Allan Jumper Killed, Billy Robbins Injured in Arkansas Co., AR, Accident
Arkansas Co., AR -- January 27, 2017, Allan Jumper was killed, Billy Robbins injured, due to an accident where their vehicles crashed head-on.
According to the Arkansas State Police, the accident took place along US Highway 79 around 12:45 p.m.
Their preliminary report indicates that 60-year-old Jumper was driving a Ford F-150 southbound on the highway. Ahead of him was 49-year-old Robbins in a northbound Dodge pickup. For reasons unclear, police say that the Ford crossed over into oncoming traffic, entering the path of the Dodge. The two pickups crashed into each other head-on.
As a result of the collision, Jumper sustained fatal injuries and was later pronounced deceased. Robbins was transported to Baptist Stuttgart for treatment.
At this time, no further details have been released. It's unclear exactly what factors contributed to the accident. Investigations are ongoing.
Map of the Area
Whenever I read these early accident reports, I can't help but feel that there is a lot of information missing. This report basically just says "V-1 [Jumper] crossed the center line." To a lot of people, this might seem to be the ultimate indicator of liability for the accident. This actually isn't the case. A police report, especially a preliminary one, is rarely ever complete, and they often have mistakes. This particular one, as a matter of fact, even has some inconsistencies as to where exactly the accident even took place. The report say Palestine, AR, while some news outlets are saying Ulm, AR.

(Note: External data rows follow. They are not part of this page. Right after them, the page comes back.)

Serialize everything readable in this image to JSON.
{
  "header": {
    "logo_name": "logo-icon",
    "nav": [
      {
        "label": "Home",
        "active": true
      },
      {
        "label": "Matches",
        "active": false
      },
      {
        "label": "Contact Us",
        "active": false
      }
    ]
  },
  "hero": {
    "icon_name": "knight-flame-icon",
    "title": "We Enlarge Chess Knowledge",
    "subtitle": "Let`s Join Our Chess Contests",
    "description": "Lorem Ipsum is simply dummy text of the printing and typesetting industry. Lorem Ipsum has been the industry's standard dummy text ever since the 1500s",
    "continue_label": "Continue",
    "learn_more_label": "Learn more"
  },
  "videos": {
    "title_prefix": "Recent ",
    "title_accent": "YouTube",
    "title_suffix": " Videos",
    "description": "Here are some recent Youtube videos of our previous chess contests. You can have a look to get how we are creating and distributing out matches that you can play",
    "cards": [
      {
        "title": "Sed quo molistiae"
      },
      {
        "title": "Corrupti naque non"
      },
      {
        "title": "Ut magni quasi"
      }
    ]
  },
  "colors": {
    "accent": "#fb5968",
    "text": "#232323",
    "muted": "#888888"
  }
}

Police investigators typically are only looking for some sort of criminal wrong-doing in an accident, such as intoxication or reckless driving. A lot of times, car accidents are caused by much more subtle factors. These factors rarely show up in these early investigations, so instead we get reports that just say a driver crossed the center line with no further information. If a police report can't even specify where an accident happened, how can we be sure there aren't missing details or inaccuracies?
This is a problem for anyone affected by an accident. Let's say a police report is accurate on who was at fault for the accident, and the victim or their family seeks compensation. The defendant's insurance company isn't going to be convinced by a police report alone because they know, same as any experienced attorney, that police reports often have inaccuracies. If the police report is wrong about who was at fault, then victims and their families may find that seeking compensation against a police report is very difficult without the evidence to prove it wrong.
For this reason, I've always advocated the use of 3rd Party Investigators. These are independent professionals with years of experience investigating accidents. They know all of the possible factors that can contribute to an accident, and they ensure all possibilities are explored. A police report doesn't determine their findings; only evidence has relevance. This is the reason our firm has always depended on their expertise: they're effective. Simple as that. The article below is a bit more in-depth on the advantages that 3rd Party Investigators have following an accident.
No matter what happens in an accident, a police report is far from satisfactory in determining ultimately who is liable for the accident. That requires hard and irrefutable evidence which only a private investigation will thoroughly collect. Whether the investigation confirms police reports or uncovers previously undiscovered details, an independent investigation is a necessary step in moving forward after any accident.
--Grossman Law Offices